Tourism & Communications
As in neighbouring Mali and Burkina Faso, Niger is known for its distinctive Sahelian architecture, where buildings are constructed from mud.
Dominating the skyline
The 27-metre minaret of the Grand Mosque towers above the city of Agadez – see History & Politics. As with the other famous mud mosques, the impressive red building is studded with wooden stakes. These not only support the structure but provide necessary footholds for annual repairs.
Like the great mosques at Djenne and Timbuktu in Mali, the Grand Mosque in Agadez has an important status. The mosque is quite literally a focal point in the region as one of the tallest buildings for thousands of miles.
Preserving ancient texts

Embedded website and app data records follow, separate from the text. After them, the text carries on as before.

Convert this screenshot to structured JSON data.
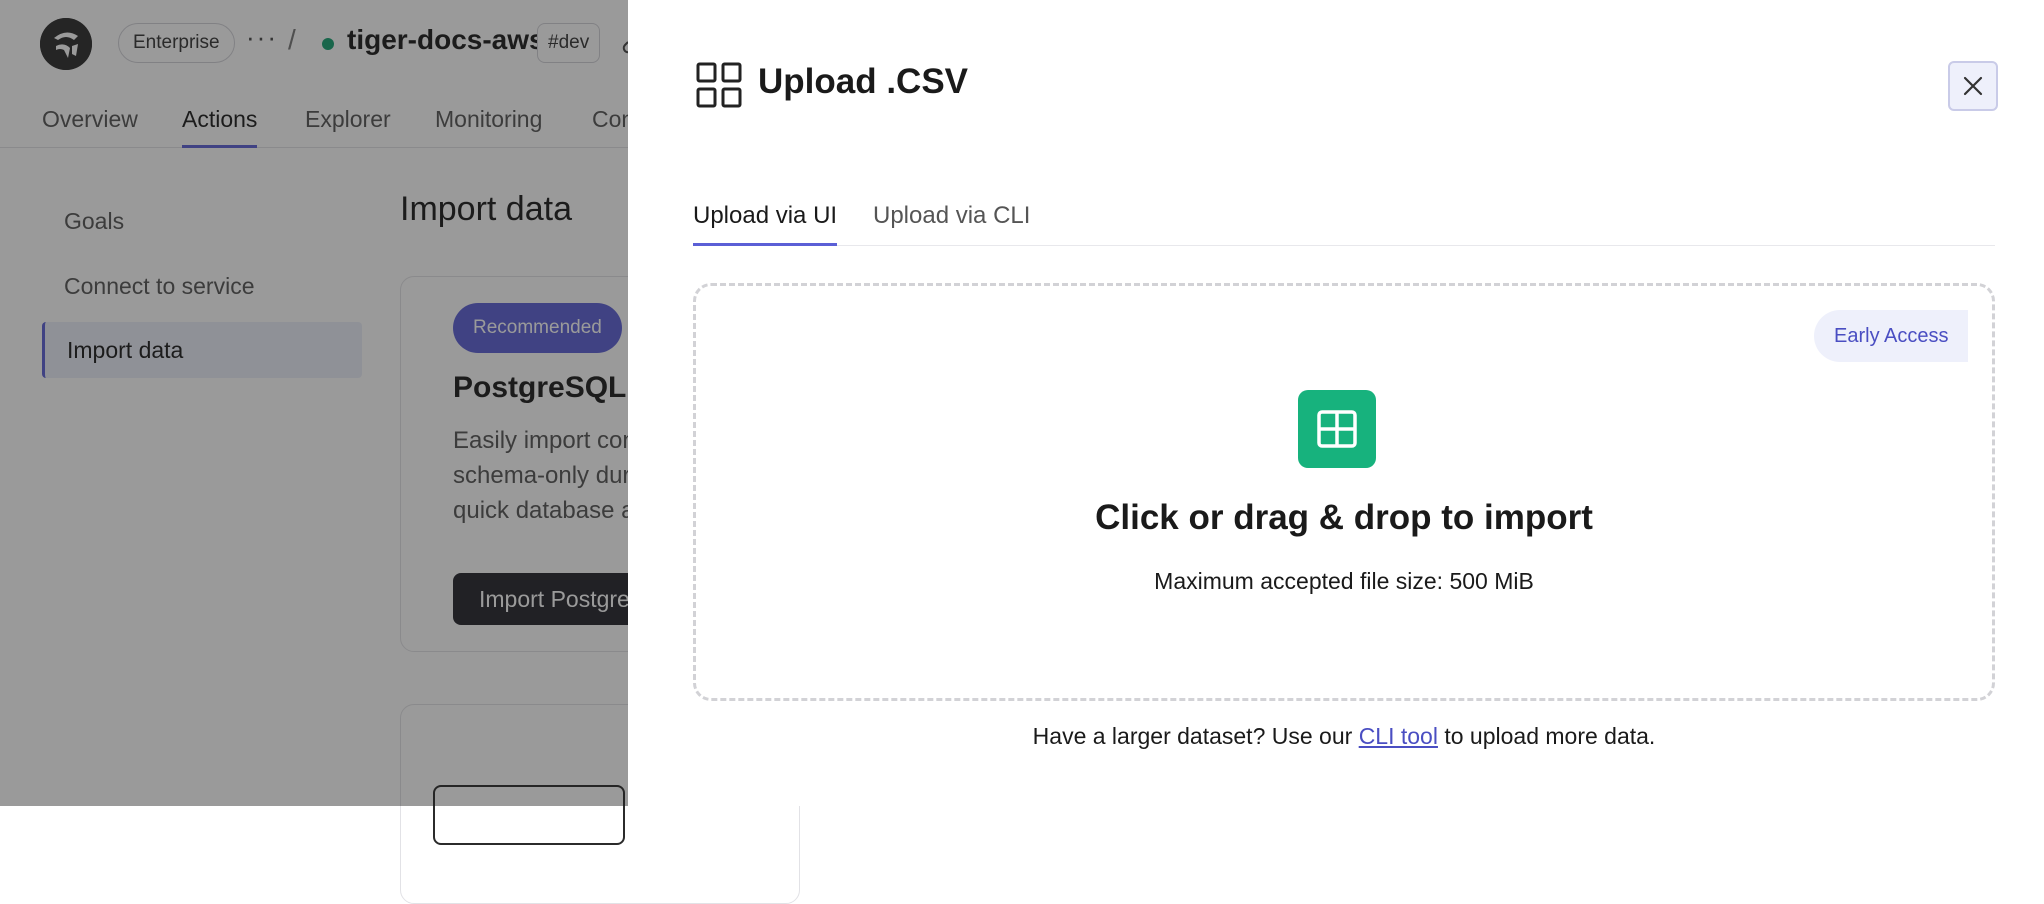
{
  "topbar": {
    "org": "Enterprise",
    "more": "···",
    "separator": "/",
    "service_name": "tiger-docs-aws",
    "env": "#dev"
  },
  "nav": {
    "tabs": [
      {
        "label": "Overview"
      },
      {
        "label": "Actions"
      },
      {
        "label": "Explorer"
      },
      {
        "label": "Monitoring"
      },
      {
        "label": "Conn"
      }
    ]
  },
  "sidebar": {
    "items": [
      {
        "label": "Goals"
      },
      {
        "label": "Connect to service"
      },
      {
        "label": "Import data"
      }
    ]
  },
  "main": {
    "title": "Import data",
    "card": {
      "badge": "Recommended",
      "title": "PostgreSQL I",
      "desc_line1": "Easily import con",
      "desc_line2": "schema-only dur",
      "desc_line3": "quick database a",
      "button": "Import Postgre"
    }
  },
  "modal": {
    "title": "Upload .CSV",
    "tabs": [
      {
        "label": "Upload via UI"
      },
      {
        "label": "Upload via CLI"
      }
    ],
    "badge": "Early Access",
    "drop_title": "Click or drag & drop to import",
    "drop_sub": "Maximum accepted file size: 500 MiB",
    "footer_prefix": "Have a larger dataset? Use our ",
    "footer_link": "CLI tool",
    "footer_suffix": " to upload more data."
  },
  "colors": {
    "accent": "#5b5fd6",
    "sheet_green": "#17b27d",
    "status_green": "#14a070"
  }
}
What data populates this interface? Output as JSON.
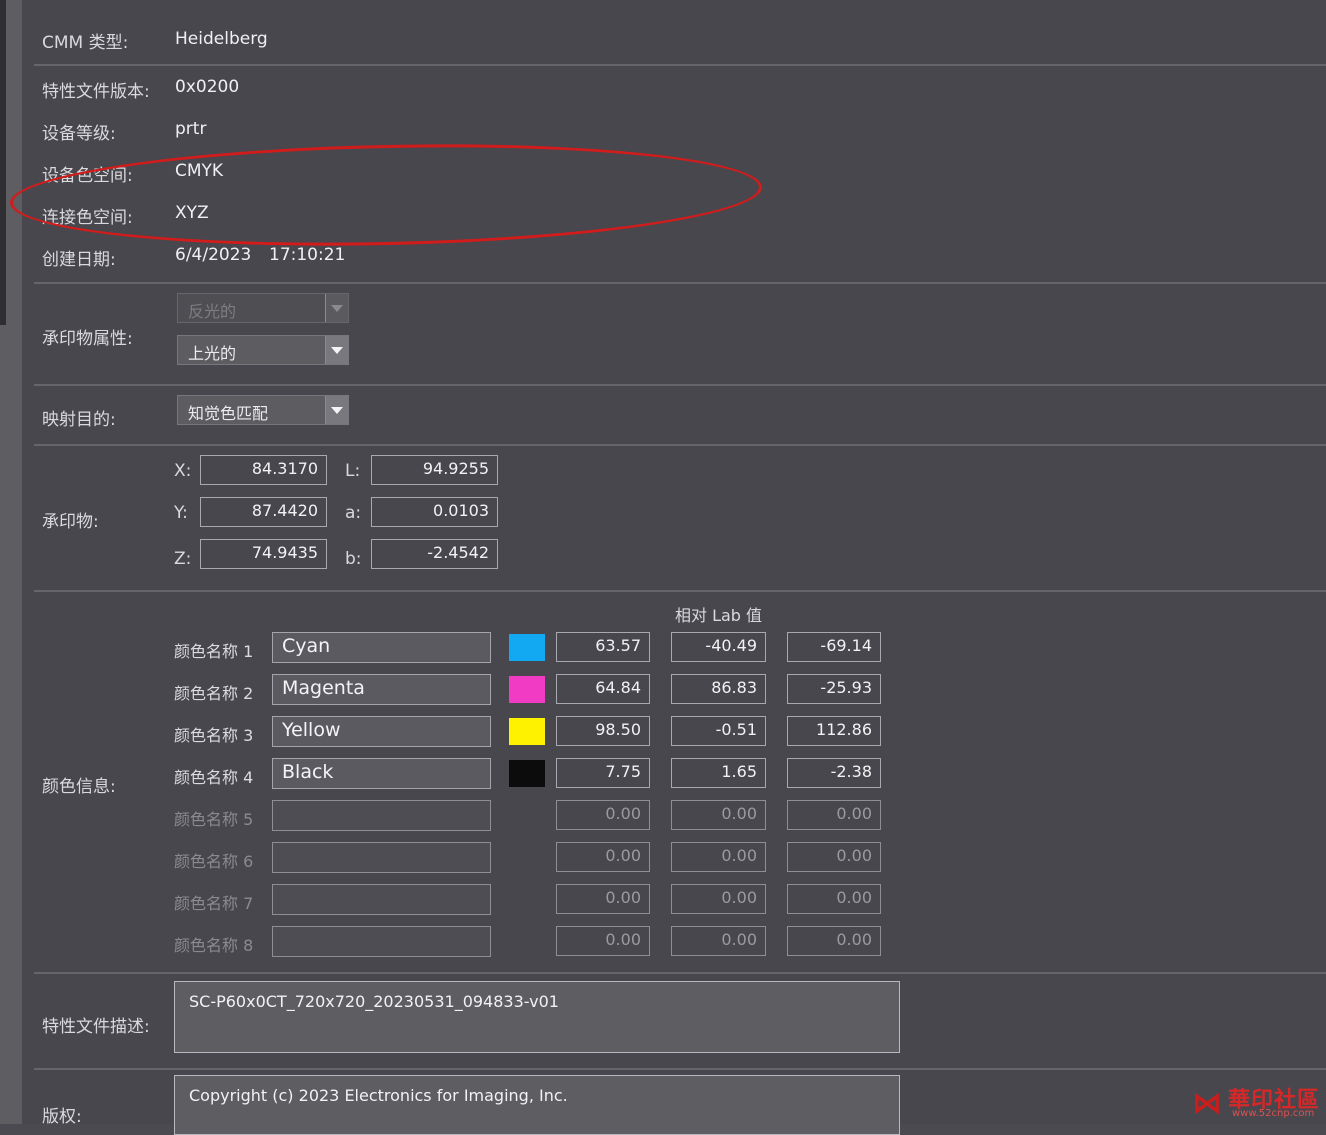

In 2004, Niger’s Institute of Human Sciences Research (IRSH) received a large grant to help with the preservation and maintenance of its collection of over 4,000 Islamic manuscripts. Some of these manuscripts date from the 14th and 15th centuries and help to reveal more about the early history and traditions of the Islamic faith in the region.
The city of Agadez is a key centre for the country’s long-established Islamic traditions, which were brought to Niger by Arab traders – see History & Politics.
Tourists come to experience the cultures of Niger’s welcoming peoples, particularly the unique and traditional ways of life among some of the nomadic communities.
Visitors often time their visits to coincide with festivals, such as the Cure Salée in September – see Festivals – or the Festival de l’ Aïr. This three-day event is organized by the Tuareg community and includes traditional celebrations and dance, camel races and markets for handicrafts.
Deserts and rock engravings
In 2009, 66,000 foreign visitors came to Niger (according to the World Tourism Organisation). However, unrest caused by Tuareg rebels in Mali and northern Niger has hurt the tourist industry.
As one of the poorest countries in the world, Niger does not attract large numbers of tourists. Many visitors come for reasons of business or as workers with international agencies.
However, adventurous types are drawn to Niger for its dramatic desert scenery. Adventure tourists join caravan trains led by nomadic peoples such as the Tuareg, to experience the wonder and isolation of spectacular desert locations.
On journeys into remote parts, visitors can examine rock engravings found across the country. Known as ‘rupestral art’ (drawings or carvings on rock or stone), these engravings can date back to Neolothic (or New Stone Age) times, from around 10,000BC.
A few examples of early rock engravings are housed in museums such as the National Museum of Niger. But most remain in situ, allowing visitors to see exactly where early man recorded his life on the rocks around him.